(Interface dataset entries)
%%

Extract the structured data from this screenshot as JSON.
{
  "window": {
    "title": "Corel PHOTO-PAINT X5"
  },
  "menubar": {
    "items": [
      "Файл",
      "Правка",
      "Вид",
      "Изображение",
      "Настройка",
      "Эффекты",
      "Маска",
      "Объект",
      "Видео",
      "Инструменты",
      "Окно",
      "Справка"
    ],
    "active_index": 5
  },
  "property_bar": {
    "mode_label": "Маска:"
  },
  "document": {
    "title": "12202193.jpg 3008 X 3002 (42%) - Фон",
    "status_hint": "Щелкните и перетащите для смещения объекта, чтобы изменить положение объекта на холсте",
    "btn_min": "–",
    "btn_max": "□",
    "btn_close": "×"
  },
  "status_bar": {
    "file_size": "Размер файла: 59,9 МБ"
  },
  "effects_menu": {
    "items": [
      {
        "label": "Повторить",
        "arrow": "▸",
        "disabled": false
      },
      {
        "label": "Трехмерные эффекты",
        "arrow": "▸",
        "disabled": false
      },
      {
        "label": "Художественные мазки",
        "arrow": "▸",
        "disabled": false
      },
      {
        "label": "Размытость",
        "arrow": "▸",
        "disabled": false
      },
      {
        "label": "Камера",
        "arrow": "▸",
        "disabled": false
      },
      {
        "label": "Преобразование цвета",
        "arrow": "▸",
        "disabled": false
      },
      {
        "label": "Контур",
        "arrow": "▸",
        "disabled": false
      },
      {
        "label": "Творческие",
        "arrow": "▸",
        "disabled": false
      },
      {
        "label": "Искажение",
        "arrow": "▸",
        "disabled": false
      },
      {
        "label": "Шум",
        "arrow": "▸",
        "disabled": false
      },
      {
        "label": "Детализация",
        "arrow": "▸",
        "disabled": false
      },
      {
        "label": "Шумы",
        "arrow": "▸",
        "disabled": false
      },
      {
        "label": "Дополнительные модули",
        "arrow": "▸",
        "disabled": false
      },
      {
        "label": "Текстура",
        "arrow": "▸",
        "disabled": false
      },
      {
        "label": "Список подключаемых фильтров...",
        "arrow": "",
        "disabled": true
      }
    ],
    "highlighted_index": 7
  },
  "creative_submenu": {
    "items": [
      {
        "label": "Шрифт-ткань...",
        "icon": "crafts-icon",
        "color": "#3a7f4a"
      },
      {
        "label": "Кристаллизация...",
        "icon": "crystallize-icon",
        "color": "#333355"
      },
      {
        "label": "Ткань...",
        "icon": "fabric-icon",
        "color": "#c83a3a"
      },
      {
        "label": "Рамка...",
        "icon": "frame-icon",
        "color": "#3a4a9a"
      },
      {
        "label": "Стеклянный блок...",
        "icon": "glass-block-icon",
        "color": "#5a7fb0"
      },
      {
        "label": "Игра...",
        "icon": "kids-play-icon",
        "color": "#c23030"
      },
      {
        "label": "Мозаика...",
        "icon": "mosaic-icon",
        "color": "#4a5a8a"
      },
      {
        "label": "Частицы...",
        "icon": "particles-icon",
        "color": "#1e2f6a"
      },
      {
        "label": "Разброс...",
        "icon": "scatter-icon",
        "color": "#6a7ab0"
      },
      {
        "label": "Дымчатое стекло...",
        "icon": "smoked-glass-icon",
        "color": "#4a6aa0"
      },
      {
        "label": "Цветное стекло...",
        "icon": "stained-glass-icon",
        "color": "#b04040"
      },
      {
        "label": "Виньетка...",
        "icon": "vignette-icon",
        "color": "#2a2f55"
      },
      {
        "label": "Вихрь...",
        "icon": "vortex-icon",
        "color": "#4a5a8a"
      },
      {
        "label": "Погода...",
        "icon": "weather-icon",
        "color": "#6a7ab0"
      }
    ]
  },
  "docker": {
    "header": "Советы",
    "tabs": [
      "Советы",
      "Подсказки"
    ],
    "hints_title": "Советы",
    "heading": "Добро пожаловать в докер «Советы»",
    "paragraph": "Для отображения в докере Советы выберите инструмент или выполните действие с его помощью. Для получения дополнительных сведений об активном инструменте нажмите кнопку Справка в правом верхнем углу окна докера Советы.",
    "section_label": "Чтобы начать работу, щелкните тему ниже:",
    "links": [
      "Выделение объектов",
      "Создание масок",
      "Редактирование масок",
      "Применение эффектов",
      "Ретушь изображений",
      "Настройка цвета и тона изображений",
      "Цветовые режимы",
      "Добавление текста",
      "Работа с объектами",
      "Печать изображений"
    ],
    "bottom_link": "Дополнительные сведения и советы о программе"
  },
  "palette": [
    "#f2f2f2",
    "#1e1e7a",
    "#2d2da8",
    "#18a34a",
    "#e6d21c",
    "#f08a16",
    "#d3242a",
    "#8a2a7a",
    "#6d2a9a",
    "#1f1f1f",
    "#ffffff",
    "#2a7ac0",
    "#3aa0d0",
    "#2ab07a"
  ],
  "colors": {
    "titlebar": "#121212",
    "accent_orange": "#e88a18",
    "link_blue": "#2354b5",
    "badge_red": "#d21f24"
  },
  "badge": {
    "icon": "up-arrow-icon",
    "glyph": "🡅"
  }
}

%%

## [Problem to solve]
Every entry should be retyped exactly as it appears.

## [Output]
Extract the structured data from this screenshot as JSON.
{
  "window": {
    "title": "Corel PHOTO-PAINT X5"
  },
  "menubar": {
    "items": [
      "Файл",
      "Правка",
      "Вид",
      "Изображение",
      "Настройка",
      "Эффекты",
      "Маска",
      "Объект",
      "Видео",
      "Инструменты",
      "Окно",
      "Справка"
    ],
    "active_index": 5
  },
  "property_bar": {
    "mode_label": "Маска:"
  },
  "document": {
    "title": "12202193.jpg 3008 X 3002 (42%) - Фон",
    "status_hint": "Щелкните и перетащите для смещения объекта, чтобы изменить положение объекта на холсте",
    "btn_min": "–",
    "btn_max": "□",
    "btn_close": "×"
  },
  "status_bar": {
    "file_size": "Размер файла: 59,9 МБ"
  },
  "effects_menu": {
    "items": [
      {
        "label": "Повторить",
        "arrow": "▸",
        "disabled": false
      },
      {
        "label": "Трехмерные эффекты",
        "arrow": "▸",
        "disabled": false
      },
      {
        "label": "Художественные мазки",
        "arrow": "▸",
        "disabled": false
      },
      {
        "label": "Размытость",
        "arrow": "▸",
        "disabled": false
      },
      {
        "label": "Камера",
        "arrow": "▸",
        "disabled": false
      },
      {
        "label": "Преобразование цвета",
        "arrow": "▸",
        "disabled": false
      },
      {
        "label": "Контур",
        "arrow": "▸",
        "disabled": false
      },
      {
        "label": "Творческие",
        "arrow": "▸",
        "disabled": false
      },
      {
        "label": "Искажение",
        "arrow": "▸",
        "disabled": false
      },
      {
        "label": "Шум",
        "arrow": "▸",
        "disabled": false
      },
      {
        "label": "Детализация",
        "arrow": "▸",
        "disabled": false
      },
      {
        "label": "Шумы",
        "arrow": "▸",
        "disabled": false
      },
      {
        "label": "Дополнительные модули",
        "arrow": "▸",
        "disabled": false
      },
      {
        "label": "Текстура",
        "arrow": "▸",
        "disabled": false
      },
      {
        "label": "Список подключаемых фильтров...",
        "arrow": "",
        "disabled": true
      }
    ],
    "highlighted_index": 7
  },
  "creative_submenu": {
    "items": [
      {
        "label": "Шрифт-ткань...",
        "icon": "crafts-icon",
        "color": "#3a7f4a"
      },
      {
        "label": "Кристаллизация...",
        "icon": "crystallize-icon",
        "color": "#333355"
      },
      {
        "label": "Ткань...",
        "icon": "fabric-icon",
        "color": "#c83a3a"
      },
      {
        "label": "Рамка...",
        "icon": "frame-icon",
        "color": "#3a4a9a"
      },
      {
        "label": "Стеклянный блок...",
        "icon": "glass-block-icon",
        "color": "#5a7fb0"
      },
      {
        "label": "Игра...",
        "icon": "kids-play-icon",
        "color": "#c23030"
      },
      {
        "label": "Мозаика...",
        "icon": "mosaic-icon",
        "color": "#4a5a8a"
      },
      {
        "label": "Частицы...",
        "icon": "particles-icon",
        "color": "#1e2f6a"
      },
      {
        "label": "Разброс...",
        "icon": "scatter-icon",
        "color": "#6a7ab0"
      },
      {
        "label": "Дымчатое стекло...",
        "icon": "smoked-glass-icon",
        "color": "#4a6aa0"
      },
      {
        "label": "Цветное стекло...",
        "icon": "stained-glass-icon",
        "color": "#b04040"
      },
      {
        "label": "Виньетка...",
        "icon": "vignette-icon",
        "color": "#2a2f55"
      },
      {
        "label": "Вихрь...",
        "icon": "vortex-icon",
        "color": "#4a5a8a"
      },
      {
        "label": "Погода...",
        "icon": "weather-icon",
        "color": "#6a7ab0"
      }
    ]
  },
  "docker": {
    "header": "Советы",
    "tabs": [
      "Советы",
      "Подсказки"
    ],
    "hints_title": "Советы",
    "heading": "Добро пожаловать в докер «Советы»",
    "paragraph": "Для отображения в докере Советы выберите инструмент или выполните действие с его помощью. Для получения дополнительных сведений об активном инструменте нажмите кнопку Справка в правом верхнем углу окна докера Советы.",
    "section_label": "Чтобы начать работу, щелкните тему ниже:",
    "links": [
      "Выделение объектов",
      "Создание масок",
      "Редактирование масок",
      "Применение эффектов",
      "Ретушь изображений",
      "Настройка цвета и тона изображений",
      "Цветовые режимы",
      "Добавление текста",
      "Работа с объектами",
      "Печать изображений"
    ],
    "bottom_link": "Дополнительные сведения и советы о программе"
  },
  "palette": [
    "#f2f2f2",
    "#1e1e7a",
    "#2d2da8",
    "#18a34a",
    "#e6d21c",
    "#f08a16",
    "#d3242a",
    "#8a2a7a",
    "#6d2a9a",
    "#1f1f1f",
    "#ffffff",
    "#2a7ac0",
    "#3aa0d0",
    "#2ab07a"
  ],
  "colors": {
    "titlebar": "#121212",
    "accent_orange": "#e88a18",
    "link_blue": "#2354b5",
    "badge_red": "#d21f24"
  },
  "badge": {
    "icon": "up-arrow-icon",
    "glyph": "🡅"
  }
}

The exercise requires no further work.